--CUNY Teams with EPRI on DOE SunShot Project for Emergency Shelter/Grid Reliability--
FLUSHING, NY, January 22, 2016—The U.S. Department of Energy announced on Tuesday support for a three-year collaboration with the Electric Power Research Institute (EPRI) and the New York Power Authority (NYPA) that includes designing a solar+storage system at Queens College of the City University of New York (CUNY), under the SunShot Initiative’s ‘Sustainable And Holistic Integration Of Energy Storage And Solar PV’ (SHINES)
. The 50 to 60 kW PV system would ideally be built near the FitzGerald Gymnasium, which serves as a coastal storm shelter for the community. Sustainable CUNY, which has led Federal, State and City efforts since 2005 to reduce the ‘soft costs’ of installing solar, is leading the CUNY team as part of the CUNY Smart Distributed Generation (DG) Hub
. EPRI Release
CUNY serves as one of New York City’s prime partners in its coastal storm shelter operations and housed over 2,700 evacuees during Hurricane Sandy. Queens College supplied shelter and supplies to over 450 men, women and children, many of whom were from the hard-hit Rockaways area, including those with special needs.
In addition to helping supply power to Queens College’s emergency shelter, the proposed system will supply renewable solar power year round to the campus, reduce costs, and help to reduce the load on the grid. The project also aims to test controls that can help the college manage the other benefits of a solar+storage system, such as using its batteries to ‘shift’ electricity loads or ‘shave’ peak usage to avoid high electricity costs.
“Queens College prides itself on being a community leader in sustainability initiatives. We strive for what will benefit the campus and our borough, and simultaneously provide our students with an opportunity to learn best practices as part of their QC education. Learning to contribute to a more sustainable society is in keeping with our mission to learn so that we may serve,” said Queens College President Félix V. Matos Rodríguez.
“Sustainable CUNY’s work over the last decade to reduce solar market barriers has made it easier for New Yorkers to ‘go solar’ and we are proud to work with the EPRI Team and Queens College to host a solar plus storage system,” said Tria Case, University Director of Sustainability. “Through the Smart DG Hub and this project, CUNY will now help demonstrate new technology that can protect citizens during energy emergencies, as well as to support the Department of Energy goal to integrate resilient solar into our utility grid. ”

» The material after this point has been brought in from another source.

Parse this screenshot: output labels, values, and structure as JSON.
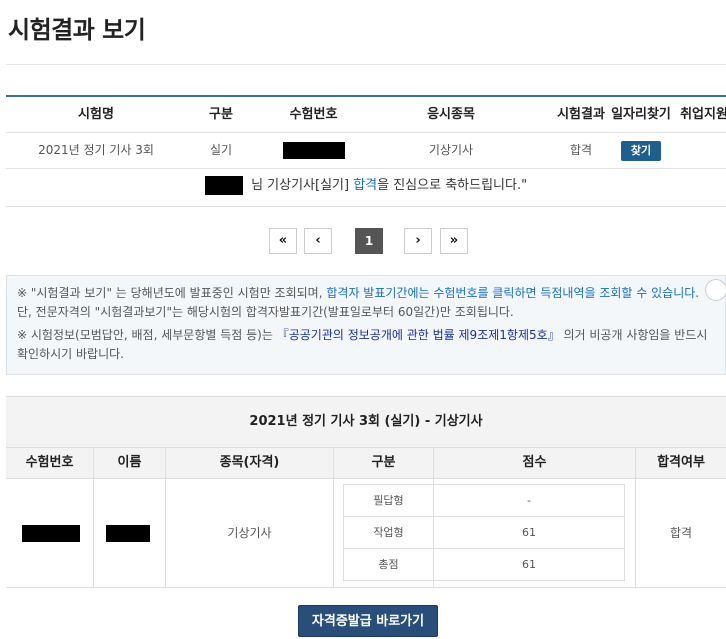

In 2012, some designated storm shelters across the city were unable to open due to the lack of power, while some critical infrastructure facilities that relied on generators ran out of fuel. In addition, solar arrays on NYC rooftops, while undamaged by the storm, were unable to supply critically needed power during the subsequent outage. Virtually none had batteries or ‘storage.’ Key issues such as system design, costs, technology integration, incentive structure, codes and regulations still needed to be addressed before storage could come into broad use for solar as well as other distributed generation.
Sustainable CUNY is addressing these issues through the Smart DG Hub, which won support from the Department of Energy SunShot Initiative in 2014. The Smart DG Hub is creating a pathway to the marketplace, initially for resilient PV, in collaboration with dozens of partners and agencies that focus on four areas: hardware, software, policy and codes, and financing.